Can brands effectively target consumers without collecting their data? That’s the question an insightful collaborative study conducted by Interpublic’s Magna and IPG Media Lab and YouTube content targeting platform Zefr. Not surprisingly, it found the answer is “yes,” and not-so-coincidentally, the solution is using content, not personal data, to target people.
The insight is a nod to the pre-behavioral targeting days of media planning and buying when agencies and brands utilized the context of the content people were consuming as a proxy for the audiences they were targeting.
While the effectiveness and efficiency of using content to target people isn’t necessarily new, the study reveals interesting insights about the impact different forms of targeting -- content, demographics, and “channel” (using popular YouTube channels, as opposed to the explicit content of a video) as the proxy -- on consumers’ perceptions of advertising.
One of the most striking findings is that consumers deem ads contextually targeted based on the content they’re viewing to be inherently less “intrusive” than ads targeted other ways.
The content targeted ads were also perceived to be more relevant by twice as many respondents (67%) than ads targeted via demographics (31%) or YouTube channels (33%).
The content targeted ads also scored higher in terms of other attributes -- “informative,” “authentic,” “entertaining,” “interesting” -- as well as in terms of key persuasion metrics.
That insight is supported in recent years by a variety of neuromarketing studies that have shown ads that are contextually relevant with the content and media consumers see them in, create more relevant connections.
Attitudes and perceptions aside, the study also found stronger performance results for content targeted ads.
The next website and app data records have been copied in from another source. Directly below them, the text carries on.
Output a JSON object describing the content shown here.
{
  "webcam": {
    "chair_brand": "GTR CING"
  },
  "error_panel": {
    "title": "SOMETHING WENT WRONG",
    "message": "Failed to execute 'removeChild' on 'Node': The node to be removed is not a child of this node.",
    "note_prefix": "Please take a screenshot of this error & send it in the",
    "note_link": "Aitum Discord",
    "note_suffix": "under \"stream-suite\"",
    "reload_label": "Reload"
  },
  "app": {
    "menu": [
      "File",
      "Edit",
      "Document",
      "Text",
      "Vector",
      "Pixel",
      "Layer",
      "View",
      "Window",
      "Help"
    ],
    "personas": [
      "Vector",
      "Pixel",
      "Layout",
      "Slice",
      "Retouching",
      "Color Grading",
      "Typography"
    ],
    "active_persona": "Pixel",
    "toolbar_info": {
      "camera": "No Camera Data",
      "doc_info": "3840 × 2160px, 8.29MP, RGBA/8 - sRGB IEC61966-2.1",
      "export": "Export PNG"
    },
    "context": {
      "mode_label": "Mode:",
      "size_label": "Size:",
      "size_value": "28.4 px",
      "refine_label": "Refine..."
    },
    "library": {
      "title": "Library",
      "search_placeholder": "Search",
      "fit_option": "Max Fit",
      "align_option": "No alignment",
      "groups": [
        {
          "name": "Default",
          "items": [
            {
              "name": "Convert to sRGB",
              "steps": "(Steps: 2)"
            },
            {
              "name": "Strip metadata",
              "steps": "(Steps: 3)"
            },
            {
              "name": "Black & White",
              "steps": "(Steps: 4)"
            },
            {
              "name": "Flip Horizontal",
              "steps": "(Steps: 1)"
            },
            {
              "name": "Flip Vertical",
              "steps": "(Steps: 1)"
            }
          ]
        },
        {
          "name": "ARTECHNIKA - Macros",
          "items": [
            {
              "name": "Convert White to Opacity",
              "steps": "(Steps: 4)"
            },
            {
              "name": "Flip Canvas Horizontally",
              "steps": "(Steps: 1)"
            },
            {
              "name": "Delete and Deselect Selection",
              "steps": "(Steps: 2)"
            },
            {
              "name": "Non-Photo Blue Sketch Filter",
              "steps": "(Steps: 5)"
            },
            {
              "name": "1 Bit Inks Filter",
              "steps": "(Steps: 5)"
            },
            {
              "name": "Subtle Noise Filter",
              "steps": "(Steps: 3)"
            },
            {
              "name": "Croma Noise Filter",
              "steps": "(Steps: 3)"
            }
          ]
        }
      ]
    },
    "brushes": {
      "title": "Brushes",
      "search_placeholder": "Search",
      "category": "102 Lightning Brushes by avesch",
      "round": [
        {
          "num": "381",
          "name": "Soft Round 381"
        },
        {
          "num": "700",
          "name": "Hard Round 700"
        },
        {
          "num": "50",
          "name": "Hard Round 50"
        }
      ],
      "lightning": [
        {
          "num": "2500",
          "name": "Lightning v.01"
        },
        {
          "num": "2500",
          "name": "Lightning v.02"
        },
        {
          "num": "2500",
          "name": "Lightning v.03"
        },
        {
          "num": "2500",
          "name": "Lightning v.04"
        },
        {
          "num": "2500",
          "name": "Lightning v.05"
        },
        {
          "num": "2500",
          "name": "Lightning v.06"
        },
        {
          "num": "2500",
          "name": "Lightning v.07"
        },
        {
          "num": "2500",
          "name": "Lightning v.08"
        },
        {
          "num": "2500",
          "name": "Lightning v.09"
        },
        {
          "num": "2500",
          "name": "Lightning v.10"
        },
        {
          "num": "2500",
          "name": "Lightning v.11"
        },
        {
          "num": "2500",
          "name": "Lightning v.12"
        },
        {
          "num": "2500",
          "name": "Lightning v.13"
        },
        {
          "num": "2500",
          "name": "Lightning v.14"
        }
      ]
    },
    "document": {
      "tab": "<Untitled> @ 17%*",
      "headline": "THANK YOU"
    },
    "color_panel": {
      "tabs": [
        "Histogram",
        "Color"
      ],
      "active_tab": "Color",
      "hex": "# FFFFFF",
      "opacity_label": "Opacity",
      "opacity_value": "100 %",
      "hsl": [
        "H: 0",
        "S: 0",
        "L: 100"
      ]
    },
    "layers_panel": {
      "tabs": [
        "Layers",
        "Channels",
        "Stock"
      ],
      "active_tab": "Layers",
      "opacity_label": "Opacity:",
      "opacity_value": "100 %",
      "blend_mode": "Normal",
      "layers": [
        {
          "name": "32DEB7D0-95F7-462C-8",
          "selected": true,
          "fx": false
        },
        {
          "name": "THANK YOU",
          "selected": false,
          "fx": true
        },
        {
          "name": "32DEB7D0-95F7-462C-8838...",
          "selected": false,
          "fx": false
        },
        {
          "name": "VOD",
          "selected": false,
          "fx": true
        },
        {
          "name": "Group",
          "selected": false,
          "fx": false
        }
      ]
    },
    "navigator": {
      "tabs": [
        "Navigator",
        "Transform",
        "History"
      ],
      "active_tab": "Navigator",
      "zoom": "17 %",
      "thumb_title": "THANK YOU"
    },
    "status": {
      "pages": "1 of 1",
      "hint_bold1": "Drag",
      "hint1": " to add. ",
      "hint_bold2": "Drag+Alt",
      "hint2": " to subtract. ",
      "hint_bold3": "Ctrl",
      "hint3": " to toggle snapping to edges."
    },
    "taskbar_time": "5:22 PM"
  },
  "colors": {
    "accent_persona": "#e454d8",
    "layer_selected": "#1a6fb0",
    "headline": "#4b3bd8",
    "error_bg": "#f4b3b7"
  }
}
Specifically, lower rates of skipping and highe rates of completion of ads viewed.